═════ Dataset content ═════
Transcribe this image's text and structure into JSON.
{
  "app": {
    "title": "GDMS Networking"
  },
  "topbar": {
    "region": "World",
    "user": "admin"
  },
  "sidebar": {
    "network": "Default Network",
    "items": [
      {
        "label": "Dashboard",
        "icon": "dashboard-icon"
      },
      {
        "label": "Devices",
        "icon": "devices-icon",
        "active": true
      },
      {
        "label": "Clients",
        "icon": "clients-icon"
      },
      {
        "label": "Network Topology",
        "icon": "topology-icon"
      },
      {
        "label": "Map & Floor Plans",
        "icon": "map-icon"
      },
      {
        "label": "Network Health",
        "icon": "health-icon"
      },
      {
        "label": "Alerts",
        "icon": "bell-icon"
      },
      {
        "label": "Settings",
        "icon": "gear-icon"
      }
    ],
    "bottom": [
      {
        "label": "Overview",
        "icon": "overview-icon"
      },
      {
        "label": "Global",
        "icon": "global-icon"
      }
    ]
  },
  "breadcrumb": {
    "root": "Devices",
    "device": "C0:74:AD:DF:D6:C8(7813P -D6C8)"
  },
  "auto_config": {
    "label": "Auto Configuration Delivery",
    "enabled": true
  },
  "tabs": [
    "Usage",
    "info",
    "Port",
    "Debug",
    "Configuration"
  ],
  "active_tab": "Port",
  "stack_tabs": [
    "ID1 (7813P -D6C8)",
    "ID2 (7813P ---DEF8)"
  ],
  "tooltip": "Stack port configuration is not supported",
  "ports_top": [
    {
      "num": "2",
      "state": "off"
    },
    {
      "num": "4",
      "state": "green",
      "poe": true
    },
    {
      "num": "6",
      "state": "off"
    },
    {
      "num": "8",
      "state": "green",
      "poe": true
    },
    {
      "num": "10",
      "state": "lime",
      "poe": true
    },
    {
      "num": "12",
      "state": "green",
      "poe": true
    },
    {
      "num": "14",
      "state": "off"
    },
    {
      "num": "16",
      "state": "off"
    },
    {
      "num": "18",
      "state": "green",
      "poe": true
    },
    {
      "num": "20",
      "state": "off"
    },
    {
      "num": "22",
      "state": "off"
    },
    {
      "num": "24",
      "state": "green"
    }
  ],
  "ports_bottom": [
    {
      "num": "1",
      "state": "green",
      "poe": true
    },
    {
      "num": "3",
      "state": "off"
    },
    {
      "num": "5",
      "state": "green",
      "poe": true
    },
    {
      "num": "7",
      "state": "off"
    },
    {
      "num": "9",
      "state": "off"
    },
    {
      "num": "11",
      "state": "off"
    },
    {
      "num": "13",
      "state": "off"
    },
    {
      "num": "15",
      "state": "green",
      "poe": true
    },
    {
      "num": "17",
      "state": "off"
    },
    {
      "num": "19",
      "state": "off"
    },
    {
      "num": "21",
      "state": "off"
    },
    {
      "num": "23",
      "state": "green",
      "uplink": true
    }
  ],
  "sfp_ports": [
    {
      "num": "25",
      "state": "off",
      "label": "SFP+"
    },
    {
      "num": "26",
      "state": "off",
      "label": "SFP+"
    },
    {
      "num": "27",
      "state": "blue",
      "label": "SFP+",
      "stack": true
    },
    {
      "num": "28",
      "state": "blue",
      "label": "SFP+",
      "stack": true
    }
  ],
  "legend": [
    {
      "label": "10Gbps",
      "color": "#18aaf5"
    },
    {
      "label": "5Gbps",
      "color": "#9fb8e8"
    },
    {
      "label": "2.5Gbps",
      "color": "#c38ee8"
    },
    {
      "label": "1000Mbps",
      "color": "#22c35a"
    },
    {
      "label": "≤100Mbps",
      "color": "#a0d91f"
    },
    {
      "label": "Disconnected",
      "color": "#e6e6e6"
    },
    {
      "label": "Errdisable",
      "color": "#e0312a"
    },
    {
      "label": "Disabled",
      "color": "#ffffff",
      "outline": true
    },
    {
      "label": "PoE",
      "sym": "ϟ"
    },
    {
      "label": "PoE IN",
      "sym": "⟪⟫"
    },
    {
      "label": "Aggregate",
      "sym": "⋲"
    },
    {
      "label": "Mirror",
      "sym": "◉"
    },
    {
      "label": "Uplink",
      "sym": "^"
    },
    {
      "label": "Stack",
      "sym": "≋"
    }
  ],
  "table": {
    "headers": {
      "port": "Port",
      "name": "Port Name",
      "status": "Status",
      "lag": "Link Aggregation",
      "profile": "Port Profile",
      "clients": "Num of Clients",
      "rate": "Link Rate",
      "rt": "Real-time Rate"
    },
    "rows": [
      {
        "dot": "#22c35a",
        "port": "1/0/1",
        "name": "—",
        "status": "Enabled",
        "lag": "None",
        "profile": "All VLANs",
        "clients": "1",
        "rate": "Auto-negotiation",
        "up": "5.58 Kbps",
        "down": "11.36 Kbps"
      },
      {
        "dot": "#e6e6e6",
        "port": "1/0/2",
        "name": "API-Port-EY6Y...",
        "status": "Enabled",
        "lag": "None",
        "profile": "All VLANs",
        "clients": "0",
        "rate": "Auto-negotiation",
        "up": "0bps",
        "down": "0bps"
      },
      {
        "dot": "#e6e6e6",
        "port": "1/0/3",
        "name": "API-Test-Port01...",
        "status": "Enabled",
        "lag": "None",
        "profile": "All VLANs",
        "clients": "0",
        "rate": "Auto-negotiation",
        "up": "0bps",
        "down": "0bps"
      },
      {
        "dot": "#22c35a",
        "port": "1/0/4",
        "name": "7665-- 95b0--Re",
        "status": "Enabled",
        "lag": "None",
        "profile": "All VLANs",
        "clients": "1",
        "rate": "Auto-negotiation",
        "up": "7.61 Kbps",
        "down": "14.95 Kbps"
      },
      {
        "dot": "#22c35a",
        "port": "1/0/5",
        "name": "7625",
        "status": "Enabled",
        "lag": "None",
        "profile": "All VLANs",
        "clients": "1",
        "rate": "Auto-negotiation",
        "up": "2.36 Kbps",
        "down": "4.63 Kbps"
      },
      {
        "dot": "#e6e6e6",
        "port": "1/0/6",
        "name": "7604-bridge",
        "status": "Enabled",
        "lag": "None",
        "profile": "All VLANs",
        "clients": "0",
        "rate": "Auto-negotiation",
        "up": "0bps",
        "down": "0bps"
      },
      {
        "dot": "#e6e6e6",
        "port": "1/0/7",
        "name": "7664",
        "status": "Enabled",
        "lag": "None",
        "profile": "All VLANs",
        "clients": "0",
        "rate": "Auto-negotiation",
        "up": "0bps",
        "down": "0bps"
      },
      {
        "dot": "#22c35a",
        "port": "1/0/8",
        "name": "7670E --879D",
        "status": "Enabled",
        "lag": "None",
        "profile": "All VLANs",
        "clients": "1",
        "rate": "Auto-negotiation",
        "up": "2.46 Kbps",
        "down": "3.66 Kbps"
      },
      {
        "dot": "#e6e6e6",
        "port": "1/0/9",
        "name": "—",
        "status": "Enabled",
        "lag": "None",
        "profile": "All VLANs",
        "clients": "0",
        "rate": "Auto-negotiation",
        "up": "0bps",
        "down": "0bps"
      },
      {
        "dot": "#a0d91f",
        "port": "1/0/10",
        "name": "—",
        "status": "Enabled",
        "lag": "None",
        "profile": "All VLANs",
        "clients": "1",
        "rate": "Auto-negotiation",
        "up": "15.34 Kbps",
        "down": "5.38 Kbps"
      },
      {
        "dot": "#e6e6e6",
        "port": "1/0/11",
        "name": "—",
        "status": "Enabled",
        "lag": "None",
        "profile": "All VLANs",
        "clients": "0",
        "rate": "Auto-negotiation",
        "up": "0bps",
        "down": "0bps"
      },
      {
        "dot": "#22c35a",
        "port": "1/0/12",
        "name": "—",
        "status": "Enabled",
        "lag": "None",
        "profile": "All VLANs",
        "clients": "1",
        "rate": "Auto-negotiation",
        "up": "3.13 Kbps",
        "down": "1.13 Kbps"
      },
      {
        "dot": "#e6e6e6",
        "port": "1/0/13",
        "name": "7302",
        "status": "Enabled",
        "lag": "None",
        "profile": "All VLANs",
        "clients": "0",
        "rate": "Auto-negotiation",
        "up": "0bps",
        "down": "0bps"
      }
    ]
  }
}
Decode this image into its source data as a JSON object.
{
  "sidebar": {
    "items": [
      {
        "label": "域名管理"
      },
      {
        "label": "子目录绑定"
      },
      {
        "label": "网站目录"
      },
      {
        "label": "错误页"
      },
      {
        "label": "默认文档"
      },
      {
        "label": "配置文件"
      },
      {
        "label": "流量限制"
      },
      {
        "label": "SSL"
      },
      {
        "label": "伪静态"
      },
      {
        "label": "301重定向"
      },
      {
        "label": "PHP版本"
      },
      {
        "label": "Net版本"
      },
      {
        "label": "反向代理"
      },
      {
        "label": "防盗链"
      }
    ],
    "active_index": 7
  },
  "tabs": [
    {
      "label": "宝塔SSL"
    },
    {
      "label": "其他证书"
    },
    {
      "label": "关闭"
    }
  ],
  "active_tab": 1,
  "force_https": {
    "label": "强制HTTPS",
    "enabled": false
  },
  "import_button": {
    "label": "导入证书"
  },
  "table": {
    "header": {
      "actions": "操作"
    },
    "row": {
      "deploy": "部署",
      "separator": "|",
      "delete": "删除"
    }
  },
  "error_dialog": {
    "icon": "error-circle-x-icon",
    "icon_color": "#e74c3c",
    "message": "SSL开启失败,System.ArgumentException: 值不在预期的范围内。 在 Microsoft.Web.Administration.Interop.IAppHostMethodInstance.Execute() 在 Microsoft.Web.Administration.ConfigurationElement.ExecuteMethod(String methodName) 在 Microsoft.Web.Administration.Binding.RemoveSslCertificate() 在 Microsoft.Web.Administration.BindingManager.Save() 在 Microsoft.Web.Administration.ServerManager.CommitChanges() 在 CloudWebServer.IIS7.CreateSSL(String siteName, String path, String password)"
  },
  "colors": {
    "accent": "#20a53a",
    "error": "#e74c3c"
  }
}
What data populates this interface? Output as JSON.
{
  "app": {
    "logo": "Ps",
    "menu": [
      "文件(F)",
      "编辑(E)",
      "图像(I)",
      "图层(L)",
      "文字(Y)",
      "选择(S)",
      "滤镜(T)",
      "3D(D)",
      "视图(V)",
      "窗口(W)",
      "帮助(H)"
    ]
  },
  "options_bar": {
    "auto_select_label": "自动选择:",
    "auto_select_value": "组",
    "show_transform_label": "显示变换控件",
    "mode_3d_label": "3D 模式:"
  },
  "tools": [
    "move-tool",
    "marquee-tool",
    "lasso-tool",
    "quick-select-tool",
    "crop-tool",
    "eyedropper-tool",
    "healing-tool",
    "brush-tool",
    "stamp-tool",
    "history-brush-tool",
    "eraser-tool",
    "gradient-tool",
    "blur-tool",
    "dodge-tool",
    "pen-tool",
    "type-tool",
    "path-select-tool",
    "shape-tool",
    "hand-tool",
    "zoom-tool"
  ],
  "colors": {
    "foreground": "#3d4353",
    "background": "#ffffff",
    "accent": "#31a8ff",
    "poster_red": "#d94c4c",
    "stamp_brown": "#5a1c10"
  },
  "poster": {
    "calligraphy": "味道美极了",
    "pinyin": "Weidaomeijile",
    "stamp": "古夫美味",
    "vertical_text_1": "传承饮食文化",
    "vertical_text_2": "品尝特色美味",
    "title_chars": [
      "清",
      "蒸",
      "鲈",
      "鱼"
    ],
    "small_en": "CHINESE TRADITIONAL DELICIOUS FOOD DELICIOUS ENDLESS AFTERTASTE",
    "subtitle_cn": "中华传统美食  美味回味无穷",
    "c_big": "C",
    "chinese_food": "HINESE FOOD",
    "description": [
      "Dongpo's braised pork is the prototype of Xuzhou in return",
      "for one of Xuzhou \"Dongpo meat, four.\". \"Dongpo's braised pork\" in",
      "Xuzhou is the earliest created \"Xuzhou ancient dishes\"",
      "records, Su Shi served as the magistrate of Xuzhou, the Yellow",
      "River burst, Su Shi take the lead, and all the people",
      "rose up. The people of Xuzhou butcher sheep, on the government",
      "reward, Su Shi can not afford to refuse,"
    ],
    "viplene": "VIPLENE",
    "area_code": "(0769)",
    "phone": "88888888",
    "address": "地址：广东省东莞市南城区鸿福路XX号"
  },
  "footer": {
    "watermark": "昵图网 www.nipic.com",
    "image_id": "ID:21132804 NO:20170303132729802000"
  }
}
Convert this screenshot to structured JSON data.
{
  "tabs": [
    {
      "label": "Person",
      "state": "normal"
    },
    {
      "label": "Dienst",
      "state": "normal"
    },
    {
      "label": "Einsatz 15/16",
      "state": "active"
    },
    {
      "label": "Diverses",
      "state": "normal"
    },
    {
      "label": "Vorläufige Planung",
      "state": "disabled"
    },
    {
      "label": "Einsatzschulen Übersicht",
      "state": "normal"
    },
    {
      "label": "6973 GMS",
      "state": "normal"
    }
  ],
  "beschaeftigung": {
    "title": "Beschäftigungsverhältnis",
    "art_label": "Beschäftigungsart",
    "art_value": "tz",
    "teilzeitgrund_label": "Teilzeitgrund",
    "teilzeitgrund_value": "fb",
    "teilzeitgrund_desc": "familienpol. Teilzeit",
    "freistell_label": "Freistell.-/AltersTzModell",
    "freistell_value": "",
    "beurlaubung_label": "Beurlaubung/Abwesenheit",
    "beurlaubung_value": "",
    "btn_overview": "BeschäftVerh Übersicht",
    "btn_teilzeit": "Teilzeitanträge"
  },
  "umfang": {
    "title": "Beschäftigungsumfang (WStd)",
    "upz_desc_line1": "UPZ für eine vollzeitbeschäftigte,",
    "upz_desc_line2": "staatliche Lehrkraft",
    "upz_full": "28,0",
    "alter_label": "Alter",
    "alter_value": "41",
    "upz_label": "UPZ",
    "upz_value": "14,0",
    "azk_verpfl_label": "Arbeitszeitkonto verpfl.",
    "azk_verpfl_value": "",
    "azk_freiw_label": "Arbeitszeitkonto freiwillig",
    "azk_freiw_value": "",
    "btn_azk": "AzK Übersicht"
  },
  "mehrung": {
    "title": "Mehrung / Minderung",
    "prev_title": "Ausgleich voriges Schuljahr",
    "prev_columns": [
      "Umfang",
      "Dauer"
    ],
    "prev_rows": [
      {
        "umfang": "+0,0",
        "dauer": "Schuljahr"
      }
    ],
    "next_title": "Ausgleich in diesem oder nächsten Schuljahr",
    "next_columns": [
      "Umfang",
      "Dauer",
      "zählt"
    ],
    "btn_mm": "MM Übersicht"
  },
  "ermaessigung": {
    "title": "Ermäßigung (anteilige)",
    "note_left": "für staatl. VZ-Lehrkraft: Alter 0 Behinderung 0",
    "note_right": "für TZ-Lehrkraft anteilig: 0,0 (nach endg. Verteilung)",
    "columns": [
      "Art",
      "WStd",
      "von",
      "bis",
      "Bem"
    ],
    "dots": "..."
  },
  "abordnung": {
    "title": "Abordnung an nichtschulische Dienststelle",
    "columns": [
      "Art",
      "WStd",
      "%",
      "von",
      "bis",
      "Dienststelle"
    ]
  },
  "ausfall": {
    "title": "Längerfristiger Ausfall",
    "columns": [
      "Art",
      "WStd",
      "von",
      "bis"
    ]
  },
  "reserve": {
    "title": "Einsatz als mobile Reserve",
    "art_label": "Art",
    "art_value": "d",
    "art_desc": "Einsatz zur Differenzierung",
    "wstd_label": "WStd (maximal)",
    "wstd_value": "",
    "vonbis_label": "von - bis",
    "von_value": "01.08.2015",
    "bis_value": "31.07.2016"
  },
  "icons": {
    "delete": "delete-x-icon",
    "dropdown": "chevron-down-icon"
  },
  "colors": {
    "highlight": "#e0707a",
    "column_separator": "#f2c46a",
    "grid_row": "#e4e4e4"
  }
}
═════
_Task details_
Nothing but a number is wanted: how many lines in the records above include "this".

_Worked solution_
4